Indonesia is the biggest archipelagic (consisting of a chain of islands) country in the world. The country is located in Southeast Asia and flanked on either side by the Indian Ocean and the Pacific Ocean. It is comprised of 14,752 islands and islets, of which only 6,000 islands are inhabited. It has a total land area of about 741,050 sq miles. Many of the islands are volcanic in origin. Listed below are the largest islands that are controlled either in whole or in part by the nation of Indonesia.
The Largest Islands of Indonesia
New Guinea is the largest islands on this list at 303,381 square miles. Indonesia controlls the western part of the island while Papua New Guinea controls the eastern part. New Guinea is home to Indonesia's highest mountain, the Puncak Jaya.

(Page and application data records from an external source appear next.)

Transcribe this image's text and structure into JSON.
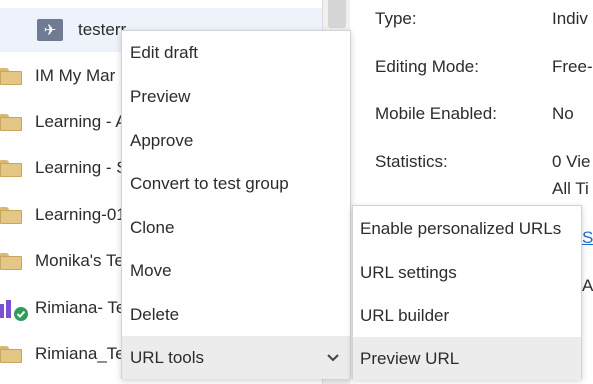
{
  "tree": {
    "items": [
      {
        "label": "testerr",
        "icon": "activity-icon"
      },
      {
        "label": "IM My Mar",
        "icon": "folder-icon"
      },
      {
        "label": "Learning - A",
        "icon": "folder-icon"
      },
      {
        "label": "Learning - S",
        "icon": "folder-icon"
      },
      {
        "label": "Learning-01",
        "icon": "folder-icon"
      },
      {
        "label": "Monika's Te",
        "icon": "folder-icon"
      },
      {
        "label": "Rimiana- Te",
        "icon": "people-icon"
      },
      {
        "label": "Rimiana_Te",
        "icon": "folder-icon"
      }
    ]
  },
  "properties": {
    "type_label": "Type:",
    "type_value": "Indiv",
    "editing_mode_label": "Editing Mode:",
    "editing_mode_value": "Free-",
    "mobile_label": "Mobile Enabled:",
    "mobile_value": "No",
    "statistics_label": "Statistics:",
    "statistics_value_1": "0 Vie",
    "statistics_value_2": "All Ti",
    "link_fragment": "Se",
    "fragment_2": "A"
  },
  "context_menu": {
    "items": [
      "Edit draft",
      "Preview",
      "Approve",
      "Convert to test group",
      "Clone",
      "Move",
      "Delete",
      "URL tools"
    ]
  },
  "url_tools_submenu": {
    "items": [
      "Enable personalized URLs",
      "URL settings",
      "URL builder",
      "Preview URL"
    ]
  },
  "colors": {
    "selected_row": "#eef2fb",
    "menu_hover": "#ececec",
    "folder": "#e5c785",
    "link": "#1a6fd1"
  }
}
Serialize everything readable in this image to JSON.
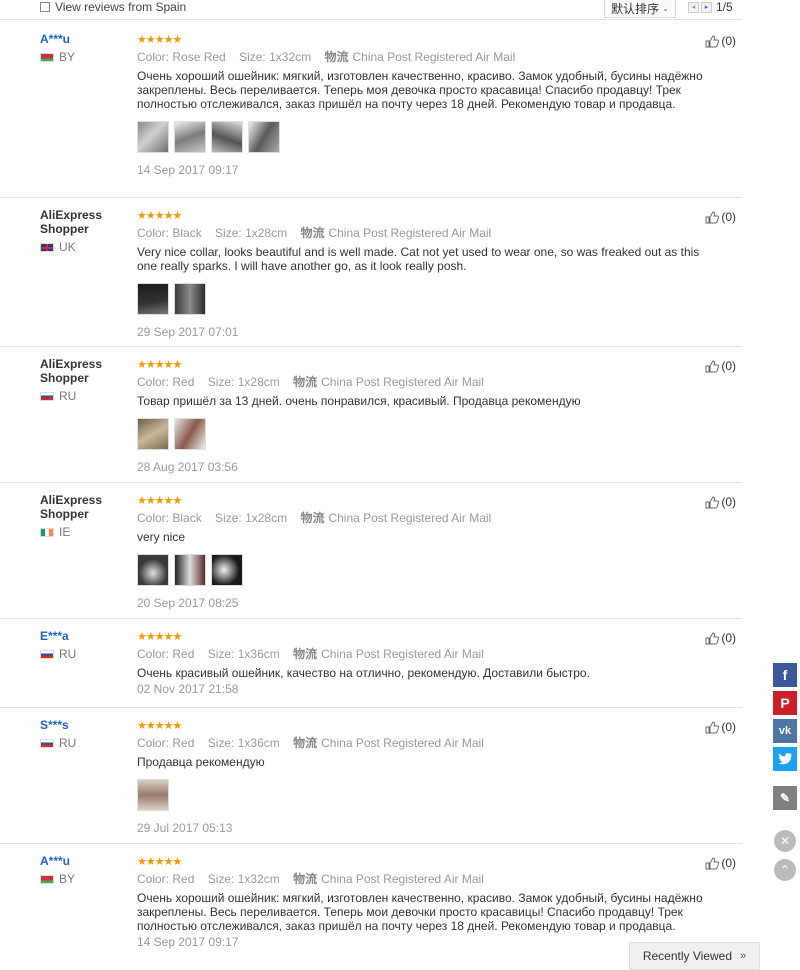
{
  "filter": {
    "label": "View reviews from Spain"
  },
  "sort": {
    "selected": "默认排序"
  },
  "pager": {
    "prev": "◂",
    "next": "▸",
    "page_text": "1/5"
  },
  "labels": {
    "color": "Color:",
    "size": "Size:",
    "ship": "物流"
  },
  "recently_viewed": {
    "label": "Recently Viewed",
    "icon": "»"
  },
  "reviews": [
    {
      "user": "A***u",
      "country": "BY",
      "stars": "★★★★★",
      "color": "Rose Red",
      "size": "1x32cm",
      "ship": "China Post Registered Air Mail",
      "text": "Очень хороший ошейник: мягкий, изготовлен качественно, красиво. Замок удобный, бусины надёжно закреплены. Весь переливается. Теперь моя девочка просто красавица! Спасибо продавцу! Трек полностью отслеживался, заказ пришёл на почту через 18 дней. Рекомендую товар и продавца.",
      "date": "14 Sep 2017 09:17",
      "helpful": "(0)"
    },
    {
      "user": "AliExpress Shopper",
      "country": "UK",
      "stars": "★★★★★",
      "color": "Black",
      "size": "1x28cm",
      "ship": "China Post Registered Air Mail",
      "text": "Very nice collar, looks beautiful and is well made. Cat not yet used to wear one, so was freaked out as this one really sparks. I will have another go, as it look really posh.",
      "date": "29 Sep 2017 07:01",
      "helpful": "(0)"
    },
    {
      "user": "AliExpress Shopper",
      "country": "RU",
      "stars": "★★★★★",
      "color": "Red",
      "size": "1x28cm",
      "ship": "China Post Registered Air Mail",
      "text": "Товар пришёл за 13 дней. очень понравился, красивый. Продавца рекомендую",
      "date": "28 Aug 2017 03:56",
      "helpful": "(0)"
    },
    {
      "user": "AliExpress Shopper",
      "country": "IE",
      "stars": "★★★★★",
      "color": "Black",
      "size": "1x28cm",
      "ship": "China Post Registered Air Mail",
      "text": "very nice",
      "date": "20 Sep 2017 08:25",
      "helpful": "(0)"
    },
    {
      "user": "E***a",
      "country": "RU",
      "stars": "★★★★★",
      "color": "Red",
      "size": "1x36cm",
      "ship": "China Post Registered Air Mail",
      "text": "Очень красивый ошейник, качество на отлично, рекомендую. Доставили быстро.",
      "date": "02 Nov 2017 21:58",
      "helpful": "(0)"
    },
    {
      "user": "S***s",
      "country": "RU",
      "stars": "★★★★★",
      "color": "Red",
      "size": "1x36cm",
      "ship": "China Post Registered Air Mail",
      "text": "Продавца рекомендую",
      "date": "29 Jul 2017 05:13",
      "helpful": "(0)"
    },
    {
      "user": "A***u",
      "country": "BY",
      "stars": "★★★★★",
      "color": "Red",
      "size": "1x32cm",
      "ship": "China Post Registered Air Mail",
      "text": "Очень хороший ошейник: мягкий, изготовлен качественно, красиво. Замок удобный, бусины надёжно закреплены. Весь переливается. Теперь мои девочки просто красавицы! Спасибо продавцу! Трек полностью отслеживался, заказ пришёл на почту через 18 дней. Рекомендую товар и продавца.",
      "date": "14 Sep 2017 09:17",
      "helpful": "(0)"
    }
  ],
  "colors": {
    "link_blue": "#2062c4",
    "star": "#f29900",
    "facebook": "#3b5998",
    "pinterest": "#cb2027",
    "vk": "#4c75a3",
    "twitter": "#1da1f2"
  },
  "icons": {
    "like": "thumbs-up-icon",
    "share": [
      "facebook-icon",
      "pinterest-icon",
      "vk-icon",
      "twitter-icon",
      "edit-icon"
    ]
  }
}
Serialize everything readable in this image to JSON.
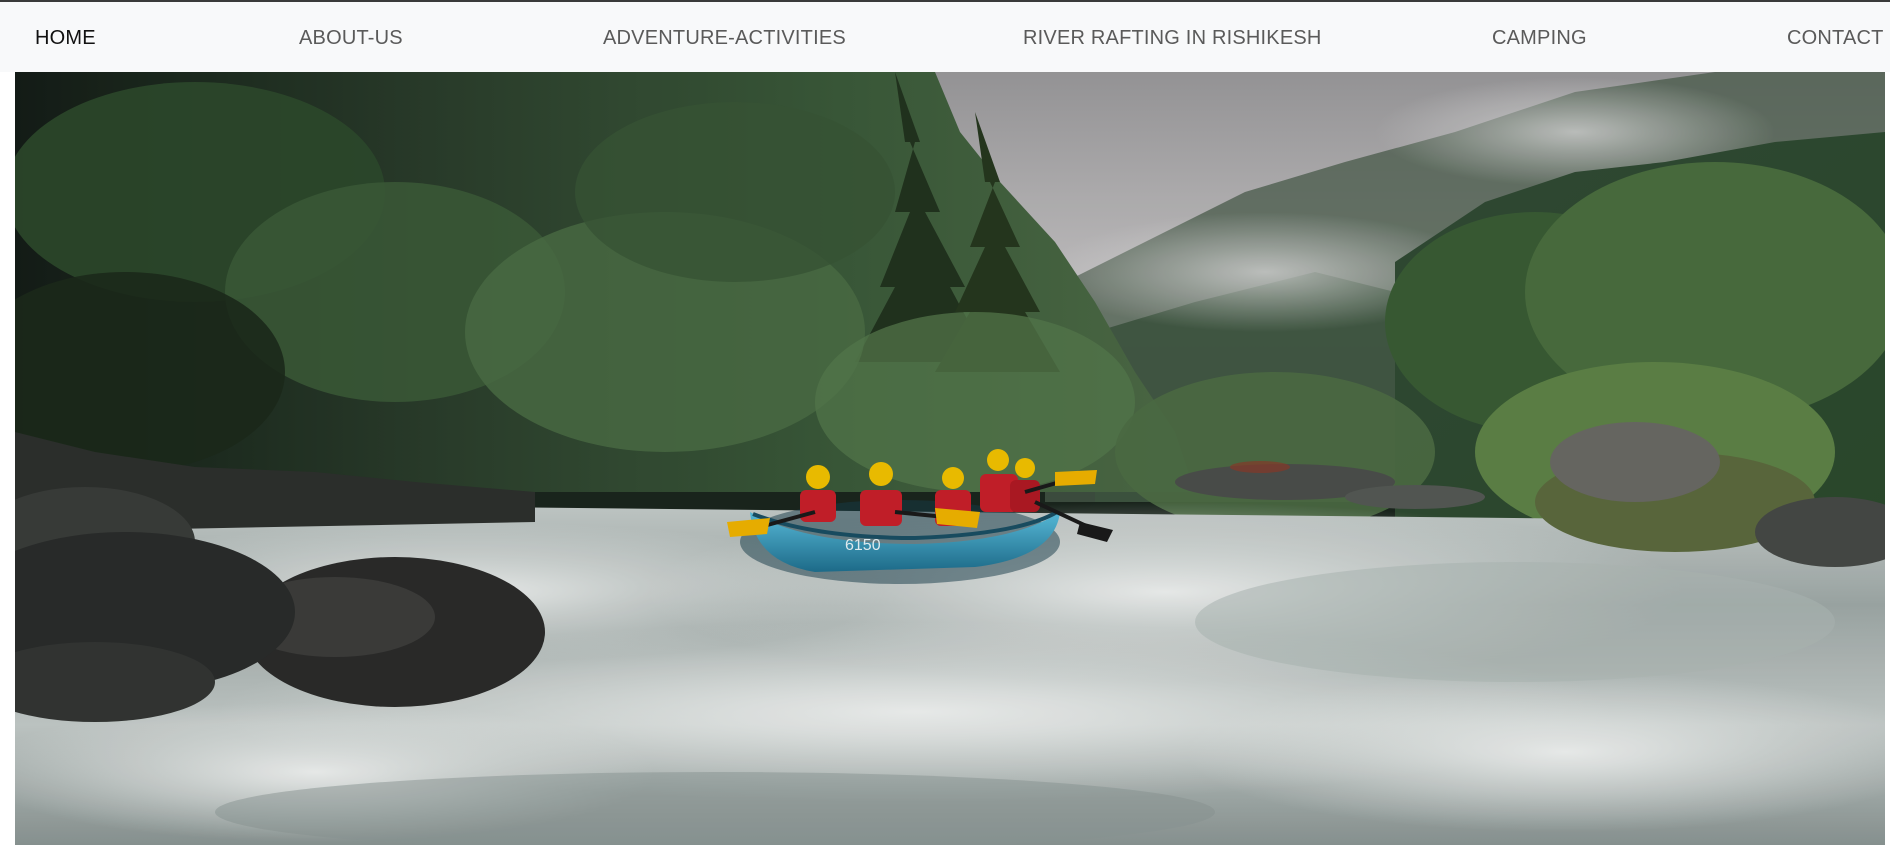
{
  "navbar": {
    "items": [
      {
        "label": "HOME",
        "active": true
      },
      {
        "label": "ABOUT-US",
        "active": false
      },
      {
        "label": "ADVENTURE-ACTIVITIES",
        "active": false
      },
      {
        "label": "RIVER RAFTING IN RISHIKESH",
        "active": false
      },
      {
        "label": "CAMPING",
        "active": false
      },
      {
        "label": "CONTACT",
        "active": false
      }
    ]
  },
  "hero": {
    "image_subject": "white-water-rafting-photo",
    "raft_label": "6150"
  },
  "colors": {
    "navbar_bg": "#f8f9fa",
    "nav_active": "#111111",
    "nav_inactive": "#5a5a5a",
    "raft": "#3aa3c9",
    "life_jacket": "#c8202a",
    "helmet": "#f2c200",
    "paddle": "#f0b400"
  }
}
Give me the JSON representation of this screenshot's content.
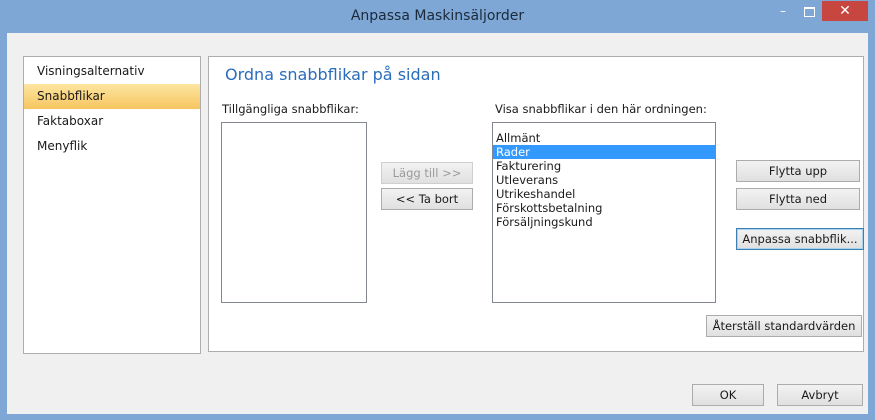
{
  "window": {
    "title": "Anpassa Maskinsäljorder",
    "minimize_glyph": "–",
    "close_glyph": "✕"
  },
  "nav": {
    "items": [
      {
        "label": "Visningsalternativ",
        "selected": false
      },
      {
        "label": "Snabbflikar",
        "selected": true
      },
      {
        "label": "Faktaboxar",
        "selected": false
      },
      {
        "label": "Menyflik",
        "selected": false
      }
    ]
  },
  "panel": {
    "heading": "Ordna snabbflikar på sidan",
    "available_label": "Tillgängliga snabbflikar:",
    "available_items": [],
    "order_label": "Visa snabbflikar i den här ordningen:",
    "order_items": [
      {
        "label": "Allmänt",
        "selected": false
      },
      {
        "label": "Rader",
        "selected": true
      },
      {
        "label": "Fakturering",
        "selected": false
      },
      {
        "label": "Utleverans",
        "selected": false
      },
      {
        "label": "Utrikeshandel",
        "selected": false
      },
      {
        "label": "Förskottsbetalning",
        "selected": false
      },
      {
        "label": "Försäljningskund",
        "selected": false
      }
    ],
    "add_button": "Lägg till >>",
    "remove_button": "<< Ta bort",
    "move_up_button": "Flytta upp",
    "move_down_button": "Flytta ned",
    "customize_button": "Anpassa snabbflik...",
    "reset_button": "Återställ standardvärden"
  },
  "footer": {
    "ok_button": "OK",
    "cancel_button": "Avbryt"
  },
  "colors": {
    "titlebar": "#7fa7d6",
    "close_button": "#c7463f",
    "heading": "#2a6dbb",
    "selection": "#3399ff",
    "nav_selection": "#f6c560"
  }
}
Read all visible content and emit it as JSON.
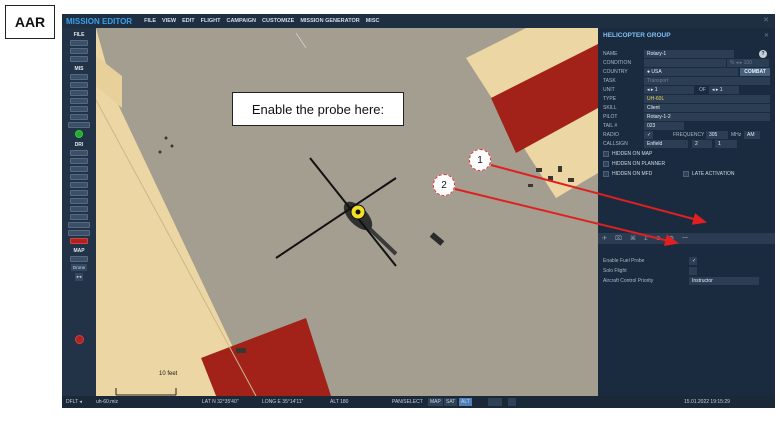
{
  "tag": "AAR",
  "callout": "Enable the probe here:",
  "markers": [
    "1",
    "2"
  ],
  "menubar": {
    "title": "MISSION EDITOR",
    "items": [
      "FILE",
      "VIEW",
      "EDIT",
      "FLIGHT",
      "CAMPAIGN",
      "CUSTOMIZE",
      "MISSION GENERATOR",
      "MISC"
    ]
  },
  "toolbar": {
    "file": "FILE",
    "mis": "MIS",
    "dr": "DRI",
    "map": "MAP",
    "drone": "Drone",
    "arrows": "▸◂"
  },
  "map": {
    "scale": "10 feet"
  },
  "panel": {
    "title": "HELICOPTER GROUP",
    "fields": {
      "name_k": "NAME",
      "name_v": "Rotary-1",
      "help": "?",
      "condition_k": "CONDITION",
      "condition_pct": "% ◂ ▸ 100",
      "country_k": "COUNTRY",
      "country_v": "● USA",
      "combat": "COMBAT",
      "task_k": "TASK",
      "task_v": "Transport",
      "unit_k": "UNIT",
      "unit_v": "◂ ▸ 1",
      "of": "OF",
      "unit_of": "◂ ▸ 1",
      "type_k": "TYPE",
      "type_v": "UH-60L",
      "skill_k": "SKILL",
      "skill_v": "Client",
      "pilot_k": "PILOT",
      "pilot_v": "Rotary-1-2",
      "tail_k": "TAIL #",
      "tail_v": "023",
      "radio_k": "RADIO",
      "radio_v": "✓",
      "freq_k": "FREQUENCY",
      "freq_v": "305",
      "mhz": "MHz",
      "am": "AM",
      "callsign_k": "CALLSIGN",
      "callsign_v": "Enfield",
      "cs2": "2",
      "cs1": "1"
    },
    "checks": {
      "hidden_map": "HIDDEN ON MAP",
      "hidden_planner": "HIDDEN ON PLANNER",
      "hidden_mfd": "HIDDEN ON MFD",
      "late": "LATE ACTIVATION"
    },
    "tabs": [
      "✈",
      "⌧",
      "⌘",
      "Σ",
      "⊘",
      "⚙",
      "···"
    ],
    "props": {
      "probe_k": "Enable Fuel Probe",
      "probe_v": "✓",
      "solo_k": "Solo Flight",
      "priority_k": "Aircraft Control Priority",
      "priority_v": "Instructor"
    }
  },
  "status": {
    "dflt": "DFLT ◂",
    "file": "uh-60.miz",
    "lat": "LAT  N 32°35'40\"",
    "long": "LONG  E 35°14'11\"",
    "alt": "ALT  180",
    "pansel": "PAN/SELECT",
    "map": "MAP",
    "sat": "SAT",
    "alt2": "ALT",
    "datetime": "15.01.2022 19:15:29"
  }
}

Second is Borneo with a land of area of 288,869 square miles. Its governance and territory is shared with Brunei and Malaysia. Indonesia owns 73% of the island while Malaysia owns 26%, and Brunei owns 1% of the island. The Indonesian portion of the island is often referred to as Kalimantan.
Third is Sumatra with 184,954 square miles of land area. Sumatra is the largest island controlled wholly by Indonesia. The island is known for its monster flower the Rafflesia arnoldii, and the 2004 Indian Ocean Tsunami that devastated and caused the death of thousands of islanders.
Formerly known as Celebes, the island of Sulawesi covers 69,761 square miles making it the fourth largest Indonesian island. It is one of the Greater Sunda Islands and is composed of four peninsulas. The Strait of Makassar separates Sulawesi from Borneo.
Java tops the list as the most populous among Indonesia's many islands. Java has a land area of 53,589 square miles, packed with a population of 141 million as of 2015. Jakarta, the capital and largest city, is located on Java island.
Other Major Islands of Indonesia
Next in order are Timor (shared with East Timor) at 10,972 square miles, Halmahera at 6,865 square miles, Seram at 6,621 square miles, Sumbawa at 5,554 square miles, and Flores at 5,464 square miles.
Socioeconomic Significance of Modern Indonesia
In the 19th Century, Indonesia was a colony of the Netherlands and was known as “the Netherlands' Indies.” Only in 1945 did Indonesia declare independence after seemingly 350 years of foreign domination of oppression and violence. The many islands of Indonesia contributed to the socioeconomic advances in the country with raw materials exports that eventually resulted in high aspirations of state formation, economic integration, and globalization. Today, Indonesia is a world leader in the production of rice, coffee, tea, rubber, and spices.